It’s just ‘andbags. In the 21st Century metrosexual footballers like Italian national Mario Balotelli take their accessories very seriously. Carrying the latest Gucci or Louis Vuitton washbag into the changing room becomes an important moment of bravado and status. In addition to his appreciation for a good handbag – and his athletic skills – Balotelli is also known for his camouflage-painted Bentley which racked up thirteen thousand dollars in parking tickets during his time at Manchester City.
At the 2013 FIFA Ballon d’Or awards Lionel Messi – many would argue that the Barcelona forward is one of the greatest players of all time – makes fashion history. Señor Messi wears an extraordinary suit made from shiny red shantung silk, a raging, blazing disco-inferno of red bespoke Dolce & Gabbana. The social media reaction is brutal, many accusing Messi of nicking his gran’s curtains. I, for one, think he looks damn good.
Simon Doonan is the Creative Ambassador for Barneys New York.
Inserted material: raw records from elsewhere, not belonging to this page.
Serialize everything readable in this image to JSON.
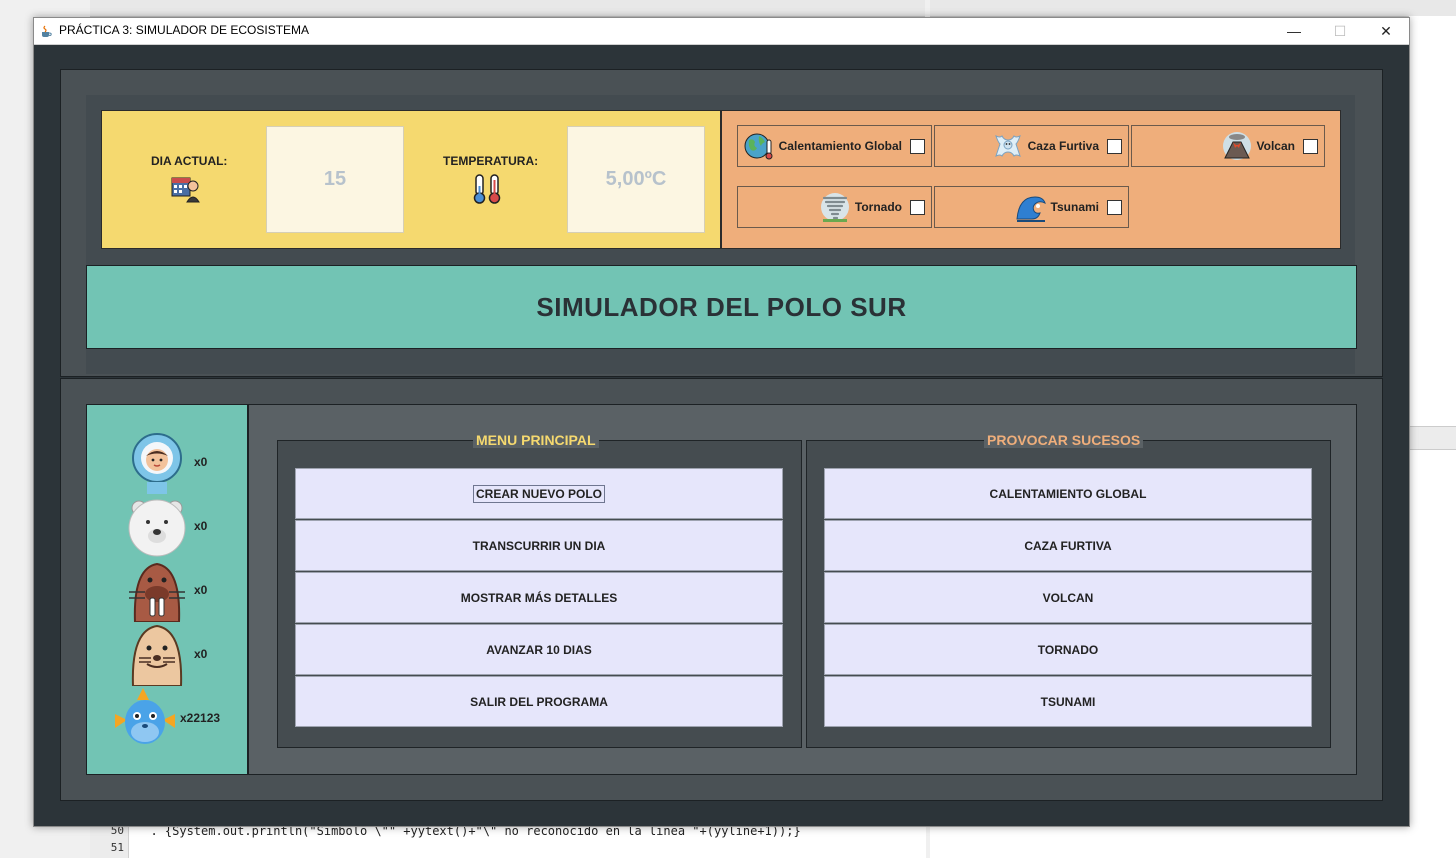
{
  "window": {
    "title": "PRÁCTICA 3: SIMULADOR DE ECOSISTEMA",
    "minimize_glyph": "—",
    "maximize_glyph": "☐",
    "close_glyph": "✕"
  },
  "status": {
    "day_label": "DIA ACTUAL:",
    "day_value": "15",
    "temperature_label": "TEMPERATURA:",
    "temperature_value": "5,00ºC",
    "calendar_icon": "calendar-person-icon",
    "thermometer_icon": "thermometer-icon"
  },
  "events": [
    {
      "label": "Calentamiento Global",
      "icon": "globe-thermometer-icon",
      "checked": false
    },
    {
      "label": "Caza Furtiva",
      "icon": "polar-bear-skin-icon",
      "checked": false
    },
    {
      "label": "Volcan",
      "icon": "volcano-icon",
      "checked": false
    },
    {
      "label": "Tornado",
      "icon": "tornado-icon",
      "checked": false
    },
    {
      "label": "Tsunami",
      "icon": "wave-icon",
      "checked": false
    }
  ],
  "banner": {
    "title": "SIMULADOR DEL POLO SUR"
  },
  "animals": [
    {
      "name": "inuit",
      "icon": "eskimo-icon",
      "count": "x0"
    },
    {
      "name": "polar-bear",
      "icon": "polar-bear-icon",
      "count": "x0"
    },
    {
      "name": "walrus",
      "icon": "walrus-icon",
      "count": "x0"
    },
    {
      "name": "seal",
      "icon": "seal-icon",
      "count": "x0"
    },
    {
      "name": "fish",
      "icon": "fish-icon",
      "count": "x22123"
    }
  ],
  "menu_principal": {
    "legend": "MENU PRINCIPAL",
    "legend_color": "#f5d96f",
    "buttons": [
      "CREAR NUEVO POLO",
      "TRANSCURRIR UN DIA",
      "MOSTRAR MÁS DETALLES",
      "AVANZAR 10 DIAS",
      "SALIR DEL PROGRAMA"
    ]
  },
  "provocar_sucesos": {
    "legend": "PROVOCAR SUCESOS",
    "legend_color": "#efae7b",
    "buttons": [
      "CALENTAMIENTO GLOBAL",
      "CAZA FURTIVA",
      "VOLCAN",
      "TORNADO",
      "TSUNAMI"
    ]
  },
  "background_editor": {
    "line_numbers": [
      "50",
      "51"
    ],
    "code_line": "  . {System.out.println(\"Simbolo \\\"\" +yytext()+\"\\\" no reconocido en la linea \"+(yyline+1));}"
  },
  "colors": {
    "window_bg": "#2c3439",
    "info_yellow": "#f5d96f",
    "events_orange": "#efae7b",
    "banner_teal": "#72c4b4",
    "button_lavender": "#e6e6fb"
  }
}
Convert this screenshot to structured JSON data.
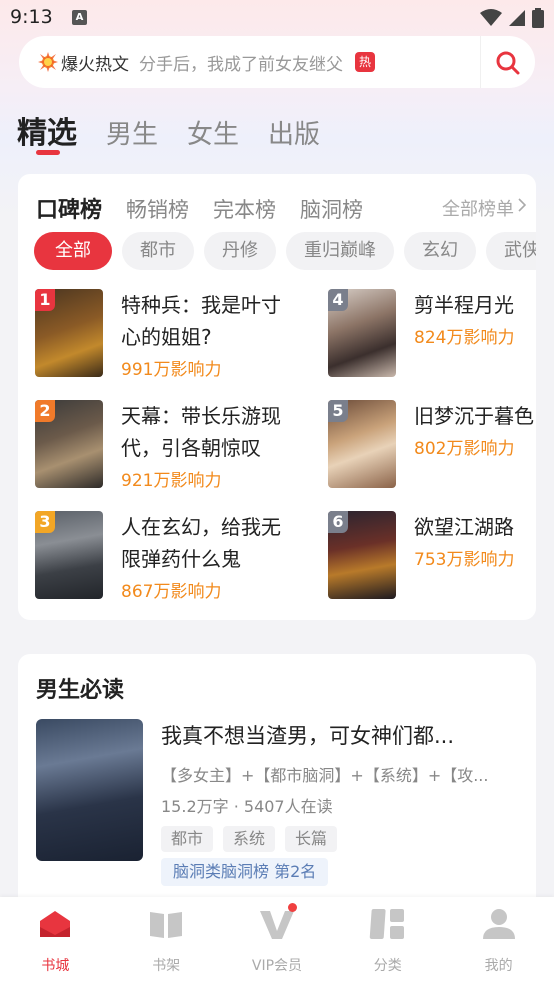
{
  "status_bar": {
    "time": "9:13",
    "notification": "A"
  },
  "search": {
    "hot_label": "爆火热文",
    "placeholder_text": "分手后，我成了前女友继父",
    "hot_badge": "热"
  },
  "main_tabs": [
    "精选",
    "男生",
    "女生",
    "出版"
  ],
  "rank_tabs": [
    "口碑榜",
    "畅销榜",
    "完本榜",
    "脑洞榜"
  ],
  "all_ranks_label": "全部榜单",
  "chips": [
    "全部",
    "都市",
    "丹修",
    "重归巅峰",
    "玄幻",
    "武侠"
  ],
  "rank_books": [
    {
      "rank": "1",
      "title": "特种兵：我是叶寸心的姐姐?",
      "influence": "991万影响力",
      "badge_color": "#e8353f"
    },
    {
      "rank": "2",
      "title": "天幕：带长乐游现代，引各朝惊叹",
      "influence": "921万影响力",
      "badge_color": "#f07a2a"
    },
    {
      "rank": "3",
      "title": "人在玄幻，给我无限弹药什么鬼",
      "influence": "867万影响力",
      "badge_color": "#f2a626"
    },
    {
      "rank": "4",
      "title": "剪半程月光",
      "influence": "824万影响力",
      "badge_color": "#7a7f8c"
    },
    {
      "rank": "5",
      "title": "旧梦沉于暮色",
      "influence": "802万影响力",
      "badge_color": "#7a7f8c"
    },
    {
      "rank": "6",
      "title": "欲望江湖路",
      "influence": "753万影响力",
      "badge_color": "#7a7f8c"
    }
  ],
  "male_section": {
    "title": "男生必读",
    "book_title": "我真不想当渣男，可女神们都...",
    "tags": "【多女主】+【都市脑洞】+【系统】+【攻...",
    "meta": "15.2万字 · 5407人在读",
    "chips": [
      "都市",
      "系统",
      "长篇"
    ],
    "rank_label": "脑洞类脑洞榜  第2名"
  },
  "bottom_nav": [
    {
      "label": "书城",
      "icon": "bookstore-icon"
    },
    {
      "label": "书架",
      "icon": "bookshelf-icon"
    },
    {
      "label": "VIP会员",
      "icon": "vip-icon"
    },
    {
      "label": "分类",
      "icon": "category-icon"
    },
    {
      "label": "我的",
      "icon": "profile-icon"
    }
  ],
  "colors": {
    "accent": "#e8353f",
    "influence": "#f28a1c"
  }
}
He has worked in fashion for over 35 years, and is the author of six books, including the tongue-in-cheek style guides Eccentric Glamour and Gay Men Don’t Get Fat.